Some species, once regularly encountered, are less familiar now and not hearing calls so often means I sometimes am not sure of the species. On my phone I keep a digital copy of the Collins Bird Guide which has recordings of the unique call/song of each species. If unsure I can usually remind myself of the species. This year it took a while to locate a bird whose song was familiar but that I couldn’t place. After checking on my phone I eventually found it to be a Treecreeper, an unexpectedly tuneful song for such an unobtrusive species. It took me a while to find the singer as I first checked out outer branches before locating it singing from the tree trunk. On another occasion on an April visit to one of my favourite destinations, Puerto Pollensa, Majorca, walking through the small reserve in town, I heard what I thought was a Great Reed Warbler singing from the middle of a bush. To confirm I played the song on my phone, I thought I was having trouble stopping it playing until Kay pointed out it was the real bird responding, not the phone!

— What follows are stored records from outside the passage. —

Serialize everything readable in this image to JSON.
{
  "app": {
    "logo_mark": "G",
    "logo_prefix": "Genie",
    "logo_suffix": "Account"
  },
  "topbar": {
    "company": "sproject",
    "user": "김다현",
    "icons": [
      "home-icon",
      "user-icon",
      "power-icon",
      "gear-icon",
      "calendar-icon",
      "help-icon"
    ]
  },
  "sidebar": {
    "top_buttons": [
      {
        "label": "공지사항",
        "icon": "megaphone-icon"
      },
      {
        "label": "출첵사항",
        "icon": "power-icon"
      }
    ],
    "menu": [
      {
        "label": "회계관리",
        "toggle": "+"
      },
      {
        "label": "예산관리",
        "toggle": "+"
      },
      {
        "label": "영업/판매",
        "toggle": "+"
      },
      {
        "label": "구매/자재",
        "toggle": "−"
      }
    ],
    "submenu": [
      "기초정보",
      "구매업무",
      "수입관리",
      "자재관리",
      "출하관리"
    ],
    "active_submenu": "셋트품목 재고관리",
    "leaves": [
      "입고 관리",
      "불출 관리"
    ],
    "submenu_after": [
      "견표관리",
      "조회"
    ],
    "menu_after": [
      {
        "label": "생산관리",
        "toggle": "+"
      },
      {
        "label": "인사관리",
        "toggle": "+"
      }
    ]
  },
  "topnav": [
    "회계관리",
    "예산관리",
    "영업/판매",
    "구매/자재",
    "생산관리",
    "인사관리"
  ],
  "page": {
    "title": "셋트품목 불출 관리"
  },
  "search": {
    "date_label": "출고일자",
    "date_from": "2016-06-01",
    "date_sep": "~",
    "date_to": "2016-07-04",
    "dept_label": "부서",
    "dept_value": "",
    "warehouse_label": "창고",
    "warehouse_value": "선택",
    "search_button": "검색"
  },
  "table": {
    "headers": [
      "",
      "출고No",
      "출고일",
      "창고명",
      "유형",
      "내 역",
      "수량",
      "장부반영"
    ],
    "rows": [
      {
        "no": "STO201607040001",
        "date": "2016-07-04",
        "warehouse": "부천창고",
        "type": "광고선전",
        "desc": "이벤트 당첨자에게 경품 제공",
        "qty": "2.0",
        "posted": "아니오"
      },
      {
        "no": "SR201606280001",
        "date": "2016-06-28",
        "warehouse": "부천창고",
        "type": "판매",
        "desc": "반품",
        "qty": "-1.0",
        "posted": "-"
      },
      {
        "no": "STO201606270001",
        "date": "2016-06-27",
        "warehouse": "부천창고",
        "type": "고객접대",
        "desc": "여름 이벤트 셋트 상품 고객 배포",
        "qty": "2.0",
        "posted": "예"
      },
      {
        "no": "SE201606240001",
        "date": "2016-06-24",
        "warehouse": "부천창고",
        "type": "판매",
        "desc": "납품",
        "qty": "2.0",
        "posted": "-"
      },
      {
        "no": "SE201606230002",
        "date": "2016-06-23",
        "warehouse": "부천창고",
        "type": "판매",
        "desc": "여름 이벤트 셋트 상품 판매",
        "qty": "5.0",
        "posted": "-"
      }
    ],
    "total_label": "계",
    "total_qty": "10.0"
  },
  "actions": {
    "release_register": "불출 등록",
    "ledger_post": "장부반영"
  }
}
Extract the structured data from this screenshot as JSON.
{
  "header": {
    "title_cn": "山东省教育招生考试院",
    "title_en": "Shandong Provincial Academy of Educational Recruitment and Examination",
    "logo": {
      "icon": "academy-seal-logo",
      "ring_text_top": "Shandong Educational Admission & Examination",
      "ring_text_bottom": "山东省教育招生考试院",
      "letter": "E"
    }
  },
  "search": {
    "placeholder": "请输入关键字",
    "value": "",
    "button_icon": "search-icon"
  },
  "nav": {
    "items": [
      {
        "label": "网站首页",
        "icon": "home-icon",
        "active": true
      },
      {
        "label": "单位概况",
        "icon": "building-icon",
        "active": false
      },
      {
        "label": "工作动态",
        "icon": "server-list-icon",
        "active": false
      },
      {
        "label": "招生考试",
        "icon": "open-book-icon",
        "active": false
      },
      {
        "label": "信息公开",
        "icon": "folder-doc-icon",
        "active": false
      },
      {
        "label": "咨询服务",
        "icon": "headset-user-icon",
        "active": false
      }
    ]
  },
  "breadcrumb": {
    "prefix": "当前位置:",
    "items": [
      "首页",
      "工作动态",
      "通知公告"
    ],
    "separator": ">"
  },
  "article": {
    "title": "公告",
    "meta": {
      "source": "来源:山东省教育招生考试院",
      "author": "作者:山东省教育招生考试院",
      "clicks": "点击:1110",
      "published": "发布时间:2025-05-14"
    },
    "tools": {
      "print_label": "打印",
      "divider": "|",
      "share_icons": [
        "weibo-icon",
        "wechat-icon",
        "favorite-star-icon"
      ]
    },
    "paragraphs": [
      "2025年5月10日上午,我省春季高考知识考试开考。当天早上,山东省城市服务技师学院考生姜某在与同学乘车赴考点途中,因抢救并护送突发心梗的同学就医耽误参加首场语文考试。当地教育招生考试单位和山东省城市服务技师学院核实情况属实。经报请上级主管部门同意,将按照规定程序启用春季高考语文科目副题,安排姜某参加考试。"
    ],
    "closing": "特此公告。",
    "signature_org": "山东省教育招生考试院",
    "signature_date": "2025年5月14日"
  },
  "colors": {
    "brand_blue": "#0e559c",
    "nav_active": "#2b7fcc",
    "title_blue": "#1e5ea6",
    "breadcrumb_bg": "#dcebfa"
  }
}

Recently I realised that I do as much counting and identifying with my ears as I do with eyes. Sadly, now well into my seventies, my eyesight though still good is not what it once was, and my hearing also is not as sharp at the top end. I can still hear Goldcrest song but have to concentrate to pick up the higher pitch of Firecrest song.